> ACTION ITEM
What you produce should match the records exactly, line for line.

> INFORMATION GIVEN
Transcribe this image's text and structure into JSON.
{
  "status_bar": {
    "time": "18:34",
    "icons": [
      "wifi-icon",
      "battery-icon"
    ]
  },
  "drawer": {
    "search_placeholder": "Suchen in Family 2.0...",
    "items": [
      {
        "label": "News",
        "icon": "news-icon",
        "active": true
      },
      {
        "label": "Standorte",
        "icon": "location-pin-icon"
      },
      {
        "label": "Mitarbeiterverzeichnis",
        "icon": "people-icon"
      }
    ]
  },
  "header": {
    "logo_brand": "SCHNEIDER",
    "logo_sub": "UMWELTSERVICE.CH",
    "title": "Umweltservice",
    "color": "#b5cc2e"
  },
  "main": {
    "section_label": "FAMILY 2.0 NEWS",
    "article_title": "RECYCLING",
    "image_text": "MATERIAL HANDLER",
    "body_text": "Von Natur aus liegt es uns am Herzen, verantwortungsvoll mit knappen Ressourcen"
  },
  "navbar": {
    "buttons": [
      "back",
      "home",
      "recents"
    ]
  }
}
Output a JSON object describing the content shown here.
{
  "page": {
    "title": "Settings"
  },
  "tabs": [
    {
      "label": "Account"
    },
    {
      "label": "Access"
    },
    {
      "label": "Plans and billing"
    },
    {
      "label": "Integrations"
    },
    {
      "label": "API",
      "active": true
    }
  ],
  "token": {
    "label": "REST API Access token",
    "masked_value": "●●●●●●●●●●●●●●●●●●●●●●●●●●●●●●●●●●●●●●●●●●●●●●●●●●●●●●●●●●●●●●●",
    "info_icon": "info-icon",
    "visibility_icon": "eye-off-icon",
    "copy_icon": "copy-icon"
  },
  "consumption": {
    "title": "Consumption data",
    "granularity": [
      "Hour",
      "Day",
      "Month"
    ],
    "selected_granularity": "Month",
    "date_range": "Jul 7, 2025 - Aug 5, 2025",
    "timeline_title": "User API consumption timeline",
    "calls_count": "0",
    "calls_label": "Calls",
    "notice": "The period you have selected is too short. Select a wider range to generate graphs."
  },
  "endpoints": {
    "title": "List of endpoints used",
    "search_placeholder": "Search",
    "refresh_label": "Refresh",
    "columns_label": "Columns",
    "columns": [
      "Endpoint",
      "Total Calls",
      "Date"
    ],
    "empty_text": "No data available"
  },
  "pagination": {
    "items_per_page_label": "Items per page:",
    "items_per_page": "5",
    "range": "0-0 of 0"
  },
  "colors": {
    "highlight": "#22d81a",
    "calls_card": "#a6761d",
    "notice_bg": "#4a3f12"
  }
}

> YOUR RESPONSE
Transcribe this image's text and structure into JSON.
{
  "status_bar": {
    "time": "18:34",
    "icons": [
      "wifi-icon",
      "battery-icon"
    ]
  },
  "drawer": {
    "search_placeholder": "Suchen in Family 2.0...",
    "items": [
      {
        "label": "News",
        "icon": "news-icon",
        "active": true
      },
      {
        "label": "Standorte",
        "icon": "location-pin-icon"
      },
      {
        "label": "Mitarbeiterverzeichnis",
        "icon": "people-icon"
      }
    ]
  },
  "header": {
    "logo_brand": "SCHNEIDER",
    "logo_sub": "UMWELTSERVICE.CH",
    "title": "Umweltservice",
    "color": "#b5cc2e"
  },
  "main": {
    "section_label": "FAMILY 2.0 NEWS",
    "article_title": "RECYCLING",
    "image_text": "MATERIAL HANDLER",
    "body_text": "Von Natur aus liegt es uns am Herzen, verantwortungsvoll mit knappen Ressourcen"
  },
  "navbar": {
    "buttons": [
      "back",
      "home",
      "recents"
    ]
  }
}
Output a JSON object describing the content shown here.
{
  "page": {
    "title": "Settings"
  },
  "tabs": [
    {
      "label": "Account"
    },
    {
      "label": "Access"
    },
    {
      "label": "Plans and billing"
    },
    {
      "label": "Integrations"
    },
    {
      "label": "API",
      "active": true
    }
  ],
  "token": {
    "label": "REST API Access token",
    "masked_value": "●●●●●●●●●●●●●●●●●●●●●●●●●●●●●●●●●●●●●●●●●●●●●●●●●●●●●●●●●●●●●●●",
    "info_icon": "info-icon",
    "visibility_icon": "eye-off-icon",
    "copy_icon": "copy-icon"
  },
  "consumption": {
    "title": "Consumption data",
    "granularity": [
      "Hour",
      "Day",
      "Month"
    ],
    "selected_granularity": "Month",
    "date_range": "Jul 7, 2025 - Aug 5, 2025",
    "timeline_title": "User API consumption timeline",
    "calls_count": "0",
    "calls_label": "Calls",
    "notice": "The period you have selected is too short. Select a wider range to generate graphs."
  },
  "endpoints": {
    "title": "List of endpoints used",
    "search_placeholder": "Search",
    "refresh_label": "Refresh",
    "columns_label": "Columns",
    "columns": [
      "Endpoint",
      "Total Calls",
      "Date"
    ],
    "empty_text": "No data available"
  },
  "pagination": {
    "items_per_page_label": "Items per page:",
    "items_per_page": "5",
    "range": "0-0 of 0"
  },
  "colors": {
    "highlight": "#22d81a",
    "calls_card": "#a6761d",
    "notice_bg": "#4a3f12"
  }
}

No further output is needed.